Start of EXERCISE DATA

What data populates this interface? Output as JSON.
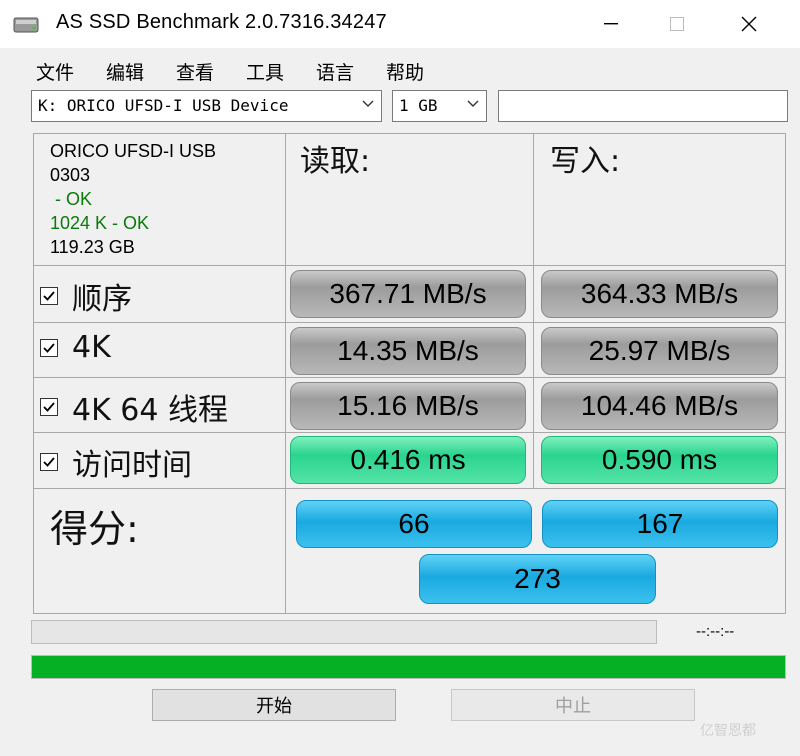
{
  "window": {
    "title": "AS SSD Benchmark 2.0.7316.34247"
  },
  "menu": [
    "文件",
    "编辑",
    "查看",
    "工具",
    "语言",
    "帮助"
  ],
  "drive_select": {
    "value": "K: ORICO UFSD-I USB Device"
  },
  "size_select": {
    "value": "1 GB"
  },
  "device_info": {
    "name": "ORICO UFSD-I USB",
    "firmware": "0303",
    "status1": " - OK",
    "status2": "1024 K - OK",
    "capacity": "119.23 GB"
  },
  "columns": {
    "read": "读取:",
    "write": "写入:"
  },
  "rows": [
    {
      "label": "顺序",
      "read": "367.71 MB/s",
      "write": "364.33 MB/s",
      "checked": true
    },
    {
      "label": "4K",
      "read": "14.35 MB/s",
      "write": "25.97 MB/s",
      "checked": true
    },
    {
      "label": "4K 64 线程",
      "read": "15.16 MB/s",
      "write": "104.46 MB/s",
      "checked": true
    },
    {
      "label": "访问时间",
      "read": "0.416 ms",
      "write": "0.590 ms",
      "checked": true
    }
  ],
  "score": {
    "label": "得分:",
    "read": "66",
    "write": "167",
    "total": "273"
  },
  "progress": {
    "timer": "--:--:--",
    "completion": 1.0
  },
  "buttons": {
    "start": "开始",
    "stop": "中止"
  },
  "watermark": "亿智恩都",
  "colors": {
    "progress": "#06b025",
    "ok_text": "#0a7a0a",
    "time_cell": "#2ad48e",
    "score_cell": "#1aa9e0"
  }
}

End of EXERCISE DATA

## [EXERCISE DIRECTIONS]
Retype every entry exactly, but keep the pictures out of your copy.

## [EXERCISE RESPONSE]
What data populates this interface? Output as JSON.
{
  "window": {
    "title": "AS SSD Benchmark 2.0.7316.34247"
  },
  "menu": [
    "文件",
    "编辑",
    "查看",
    "工具",
    "语言",
    "帮助"
  ],
  "drive_select": {
    "value": "K: ORICO UFSD-I USB Device"
  },
  "size_select": {
    "value": "1 GB"
  },
  "device_info": {
    "name": "ORICO UFSD-I USB",
    "firmware": "0303",
    "status1": " - OK",
    "status2": "1024 K - OK",
    "capacity": "119.23 GB"
  },
  "columns": {
    "read": "读取:",
    "write": "写入:"
  },
  "rows": [
    {
      "label": "顺序",
      "read": "367.71 MB/s",
      "write": "364.33 MB/s",
      "checked": true
    },
    {
      "label": "4K",
      "read": "14.35 MB/s",
      "write": "25.97 MB/s",
      "checked": true
    },
    {
      "label": "4K 64 线程",
      "read": "15.16 MB/s",
      "write": "104.46 MB/s",
      "checked": true
    },
    {
      "label": "访问时间",
      "read": "0.416 ms",
      "write": "0.590 ms",
      "checked": true
    }
  ],
  "score": {
    "label": "得分:",
    "read": "66",
    "write": "167",
    "total": "273"
  },
  "progress": {
    "timer": "--:--:--",
    "completion": 1.0
  },
  "buttons": {
    "start": "开始",
    "stop": "中止"
  },
  "watermark": "亿智恩都",
  "colors": {
    "progress": "#06b025",
    "ok_text": "#0a7a0a",
    "time_cell": "#2ad48e",
    "score_cell": "#1aa9e0"
  }
}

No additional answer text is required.